afrol News, 6 April - The UN agency World Food Programme (WFP) this week has launched an urgent appeal for US$ 7.5 million to help 250,000 Mauritanians affected by natural disasters. The area affected by the heavy off-season rains in January in southern parts of the country accommodates thousands of families having lost everything in the devastating rains. Now, there is drought.
WFP is reported to have asked for funds to pay for an estimated 16,000 metric tons of aid to be provided to the affected households. 70,000 of these victims would, from 1 April to 30 September, be rationed with rice, beans, and vegetable oil. Then, the remaining victims would be supplied with simple cereal rations from June to September, the UN media IRIN quoted WFP.
The areas affected most severely by the January storms are the Aleg Plateau and the in Senegal River Valley, the southern, most fertile parts of the Sahelian/Saharan country. The rains have been followed by a drought, leaving the devastated fields and pastures without any production at all.
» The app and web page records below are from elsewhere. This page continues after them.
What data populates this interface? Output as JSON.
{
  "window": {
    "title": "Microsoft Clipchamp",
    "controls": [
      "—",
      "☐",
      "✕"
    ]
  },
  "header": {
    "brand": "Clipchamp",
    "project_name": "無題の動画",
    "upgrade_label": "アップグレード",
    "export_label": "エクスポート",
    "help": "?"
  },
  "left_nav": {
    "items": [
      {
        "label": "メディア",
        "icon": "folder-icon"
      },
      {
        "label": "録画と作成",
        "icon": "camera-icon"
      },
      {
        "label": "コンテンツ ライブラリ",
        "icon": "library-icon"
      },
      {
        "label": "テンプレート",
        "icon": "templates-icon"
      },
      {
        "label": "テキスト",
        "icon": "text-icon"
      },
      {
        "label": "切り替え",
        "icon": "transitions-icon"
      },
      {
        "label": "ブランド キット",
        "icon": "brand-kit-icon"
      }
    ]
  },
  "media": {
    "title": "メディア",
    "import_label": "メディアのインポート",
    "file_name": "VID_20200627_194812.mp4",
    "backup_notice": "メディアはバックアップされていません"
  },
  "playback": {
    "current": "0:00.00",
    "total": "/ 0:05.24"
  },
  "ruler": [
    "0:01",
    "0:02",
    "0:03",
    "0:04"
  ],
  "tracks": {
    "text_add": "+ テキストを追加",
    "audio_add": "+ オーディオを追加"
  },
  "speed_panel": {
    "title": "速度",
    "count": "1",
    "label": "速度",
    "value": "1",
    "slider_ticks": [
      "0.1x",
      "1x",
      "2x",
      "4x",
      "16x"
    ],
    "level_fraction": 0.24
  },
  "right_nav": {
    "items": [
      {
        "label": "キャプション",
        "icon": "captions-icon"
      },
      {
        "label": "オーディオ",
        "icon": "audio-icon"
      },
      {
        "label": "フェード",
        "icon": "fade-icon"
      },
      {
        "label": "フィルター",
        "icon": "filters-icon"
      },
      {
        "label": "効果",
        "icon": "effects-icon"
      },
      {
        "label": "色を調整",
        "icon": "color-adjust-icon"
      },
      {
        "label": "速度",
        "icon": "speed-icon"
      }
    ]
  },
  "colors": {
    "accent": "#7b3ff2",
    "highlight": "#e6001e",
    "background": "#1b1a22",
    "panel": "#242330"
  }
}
According to the last Mauritania report by the US agency Famine Early Warning System Network (FEWS), the aftermath of the storms' damages are now "forcing disaster victims to alter their traditional lifestyles." Countless families, having lost everything, had "no way of engaging in any sort of productive or income-producing activities before the upcoming rainy season."
A significant part of the livestock also died as effect of the rains, and the "withering grasslands" pastures, which had "begun to rot" already last month, are now not sustaining the already weakened, surviving livestock. Stock animals normally are of great importance for the prevention and management of food crises.
WFP and the Mauritanian Food Security Commission (Commissariat de la Securité Alimentaire) are to coordinate the emergency food aid to the victims of the disaster. WFP is providing Mauritania US$ 22 million and 30,000 metric tons of aid over five years, under its current budget, IRIN reports. A WFP delegation was to visit Mauritania in April to review the country's needs for rural development and food security, education and health, from 2003 through 2008.
Meanwhile, cereal prices are still rising in Mauritania as an effect of the disastrous season, severely affecting the ability of the poor to buy food. Farmers and herders in the Senegal River Valley are surviving on illegally imported grains (rice and wheat) from Senegal, local reports say.
There are also reports of mass migration by area residents into northern Senegal, either hoping to benefit from aid handouts or in search of employment in farming areas. However, this Senegalese area was also heavily affected by the January storms and experiences high food insecurity.